### Required action
Would you print the records as they stand, down to the last character?

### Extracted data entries
- - - - - - -

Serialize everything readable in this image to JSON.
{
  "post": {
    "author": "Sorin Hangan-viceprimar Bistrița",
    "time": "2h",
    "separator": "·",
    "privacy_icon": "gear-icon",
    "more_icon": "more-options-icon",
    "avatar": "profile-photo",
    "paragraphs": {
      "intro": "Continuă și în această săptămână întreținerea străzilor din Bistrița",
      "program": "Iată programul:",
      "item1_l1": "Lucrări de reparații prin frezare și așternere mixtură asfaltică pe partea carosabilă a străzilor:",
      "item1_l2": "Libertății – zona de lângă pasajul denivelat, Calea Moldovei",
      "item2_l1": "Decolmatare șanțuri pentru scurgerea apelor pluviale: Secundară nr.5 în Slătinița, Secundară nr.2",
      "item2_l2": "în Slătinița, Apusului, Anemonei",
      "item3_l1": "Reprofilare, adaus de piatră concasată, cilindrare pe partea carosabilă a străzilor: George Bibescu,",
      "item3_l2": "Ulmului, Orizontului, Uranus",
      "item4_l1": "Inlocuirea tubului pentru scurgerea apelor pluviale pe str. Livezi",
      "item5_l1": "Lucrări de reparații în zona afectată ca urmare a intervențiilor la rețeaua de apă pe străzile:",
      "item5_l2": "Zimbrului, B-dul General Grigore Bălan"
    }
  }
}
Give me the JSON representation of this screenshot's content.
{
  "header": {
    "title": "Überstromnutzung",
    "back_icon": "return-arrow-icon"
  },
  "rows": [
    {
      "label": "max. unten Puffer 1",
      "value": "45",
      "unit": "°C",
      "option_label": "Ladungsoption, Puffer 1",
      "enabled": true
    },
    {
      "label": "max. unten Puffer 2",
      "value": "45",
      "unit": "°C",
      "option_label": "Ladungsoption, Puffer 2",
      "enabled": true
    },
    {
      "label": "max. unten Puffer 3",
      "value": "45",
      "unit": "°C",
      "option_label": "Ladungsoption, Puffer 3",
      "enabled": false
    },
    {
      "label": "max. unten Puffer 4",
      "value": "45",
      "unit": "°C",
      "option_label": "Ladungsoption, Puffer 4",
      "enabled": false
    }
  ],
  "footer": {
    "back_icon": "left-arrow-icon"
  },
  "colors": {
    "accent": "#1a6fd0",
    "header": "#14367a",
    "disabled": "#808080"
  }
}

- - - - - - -

### Result of the task
Serialize everything readable in this image to JSON.
{
  "post": {
    "author": "Sorin Hangan-viceprimar Bistrița",
    "time": "2h",
    "separator": "·",
    "privacy_icon": "gear-icon",
    "more_icon": "more-options-icon",
    "avatar": "profile-photo",
    "paragraphs": {
      "intro": "Continuă și în această săptămână întreținerea străzilor din Bistrița",
      "program": "Iată programul:",
      "item1_l1": "Lucrări de reparații prin frezare și așternere mixtură asfaltică pe partea carosabilă a străzilor:",
      "item1_l2": "Libertății – zona de lângă pasajul denivelat, Calea Moldovei",
      "item2_l1": "Decolmatare șanțuri pentru scurgerea apelor pluviale: Secundară nr.5 în Slătinița, Secundară nr.2",
      "item2_l2": "în Slătinița, Apusului, Anemonei",
      "item3_l1": "Reprofilare, adaus de piatră concasată, cilindrare pe partea carosabilă a străzilor: George Bibescu,",
      "item3_l2": "Ulmului, Orizontului, Uranus",
      "item4_l1": "Inlocuirea tubului pentru scurgerea apelor pluviale pe str. Livezi",
      "item5_l1": "Lucrări de reparații în zona afectată ca urmare a intervențiilor la rețeaua de apă pe străzile:",
      "item5_l2": "Zimbrului, B-dul General Grigore Bălan"
    }
  }
}
Give me the JSON representation of this screenshot's content.
{
  "header": {
    "title": "Überstromnutzung",
    "back_icon": "return-arrow-icon"
  },
  "rows": [
    {
      "label": "max. unten Puffer 1",
      "value": "45",
      "unit": "°C",
      "option_label": "Ladungsoption, Puffer 1",
      "enabled": true
    },
    {
      "label": "max. unten Puffer 2",
      "value": "45",
      "unit": "°C",
      "option_label": "Ladungsoption, Puffer 2",
      "enabled": true
    },
    {
      "label": "max. unten Puffer 3",
      "value": "45",
      "unit": "°C",
      "option_label": "Ladungsoption, Puffer 3",
      "enabled": false
    },
    {
      "label": "max. unten Puffer 4",
      "value": "45",
      "unit": "°C",
      "option_label": "Ladungsoption, Puffer 4",
      "enabled": false
    }
  ],
  "footer": {
    "back_icon": "left-arrow-icon"
  },
  "colors": {
    "accent": "#1a6fd0",
    "header": "#14367a",
    "disabled": "#808080"
  }
}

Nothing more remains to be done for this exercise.